In an age when social media emphasises image – which in turn encourages consumption, size and excess – the Lean-2 house by Ben Callery Architects celebrates modesty of scale, quality of space, and simplicity of materials.
We all know the classic Australian lean-to: three walls and a single pitched roof abutting a taller existing building as an appendix to the original. They often come in twos or threes, becoming progressively smaller like a family of nesting babushka dolls.
Despite their modest scale and tight spaces, lean-tos offer some positives that are worth re-interpreting, says Ben Callery.
“Lean-tos are inherently low and compact, providing cosy intimate spaces within. Their visual bulk is diminutive, resulting in negligible overshadowing on its own backyard.
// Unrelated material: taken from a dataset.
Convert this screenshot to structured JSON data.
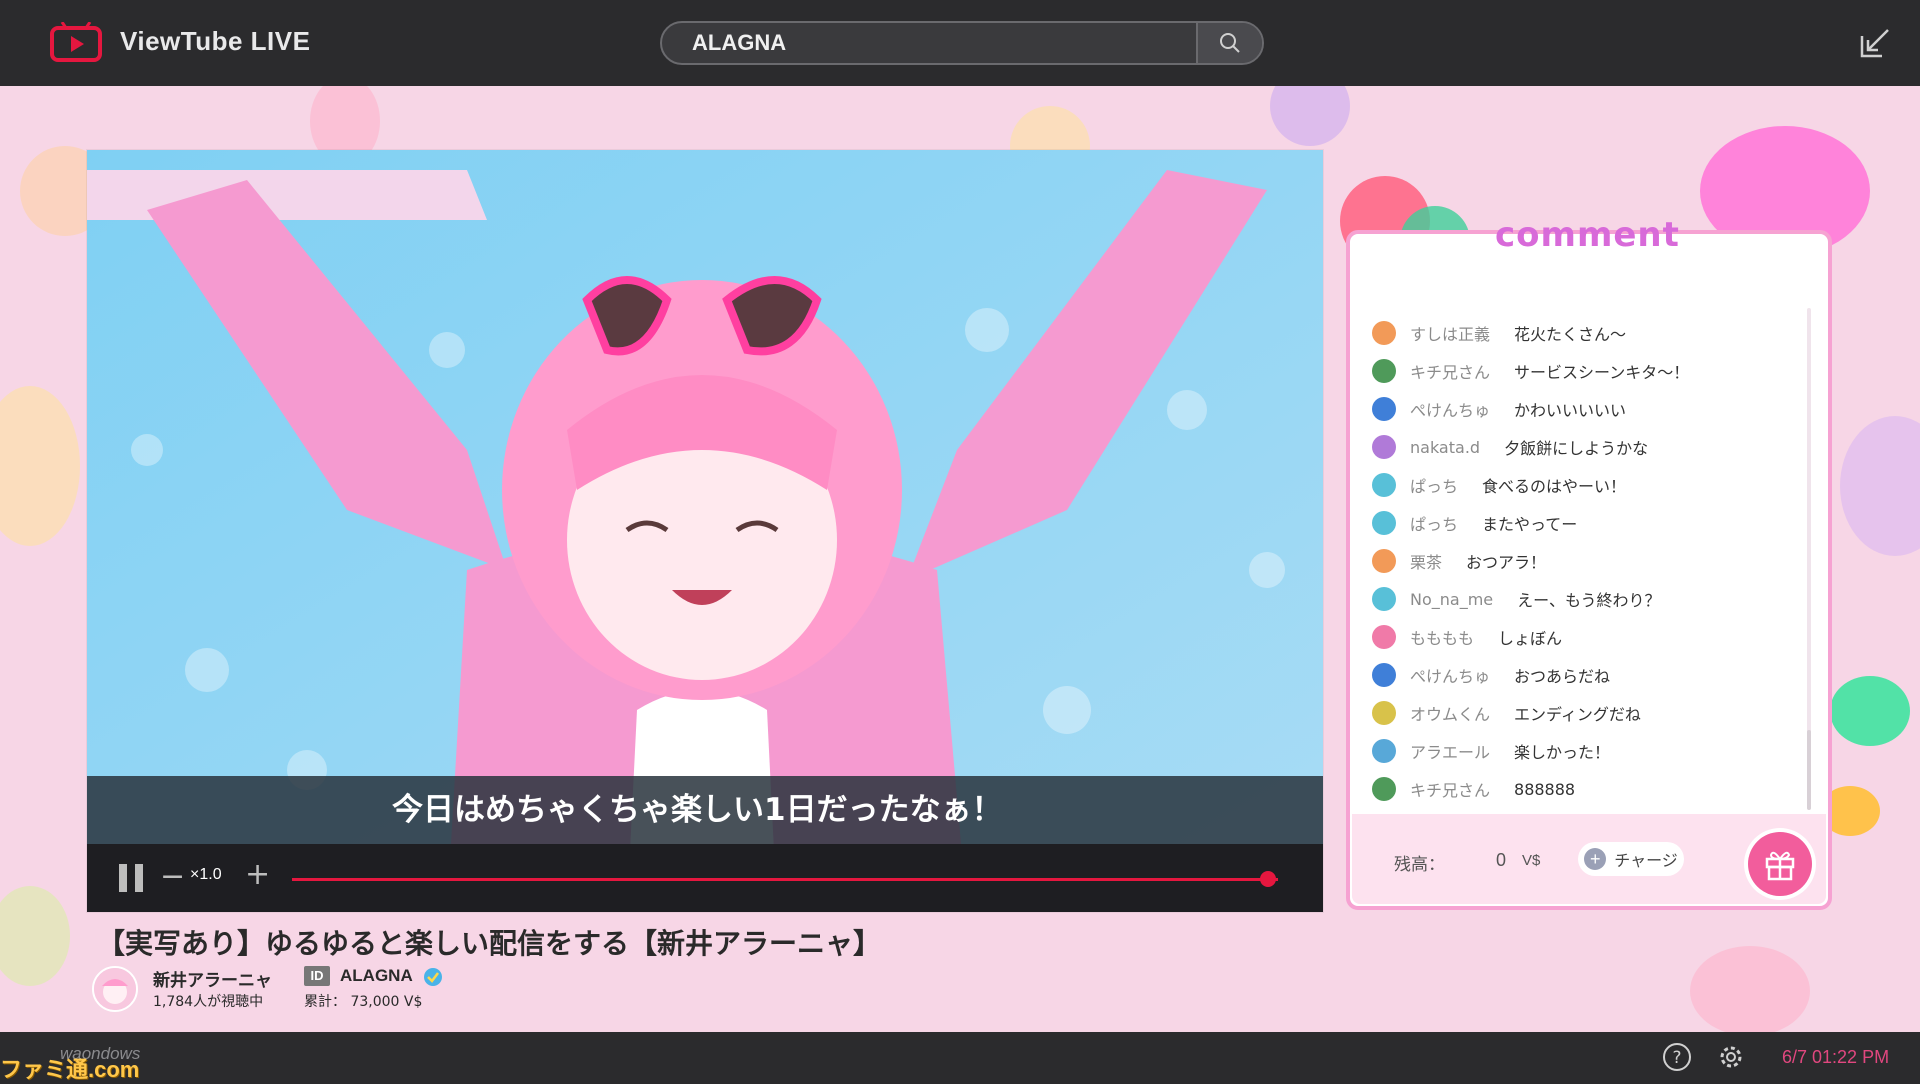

“Our clients for the Lean-2 project, a young family of four, needed more space for their family to grow. They wanted flexibility to allow the house to adapt to changing needs and to accommodate visiting family members. They wanted a degree of openness to facilitate connections between family members.
Also, they wanted greater connections with the elements, warming sun and cooling breezes to create natural comfort and reduce their environmental footprint. The main challenge on their site, however, was the orientation, north-to-front, making it difficult for the living rooms at the back of the house to engage with the sun.
“We retained the existing high pitched roof over the front four rooms and the low adjoining roof form of the original lean-to. The Lean-2 project adopts the classic single pitch skillion roof but rather than tuck it under the existing roof – as is usual – it projects high over it creating a clerestory highlight window to get sun down into the new living rooms.
“We inserted a north-west facing courtyard, which is a compact but sunny occupiable outdoor space. Its operable folding arm awning allows it to adapt to all seasons. The courtyard facilitates cross views from the main living space into the flexible studio space across the courtyard. This replicates that sense of views through rooms typical of lean-tos, but meets the contemporary need for passive interaction between occupants allowing them to supervise and be in contact while not necessarily in the same room.
The roof form, which is four-metres high at the northern end, falls away dramatically to sit 2.7-metres in height at the southern end, thus replicating that modest sense of scale and negligible visual bulk from the back yard, which is important on a site with this orientation.
The materials are modest and domestic but honest, natural and robust. Concrete floor, plywood ceiling, timber windows, exposed rafters, recycled brick pavers and folding arm awnings are all part of the vernacular of the lean-to, but here they are put together in a refined way to elevate them from simple domestic construction.
“With Lean-2, we’ve put a new spin on the quirky and quaint elements of the typical lean-to, with a compact but spacious second lean-to on an existing house with a difficult orientation.”
Architect: Ben Callery Architects
Photography: Jack Lovel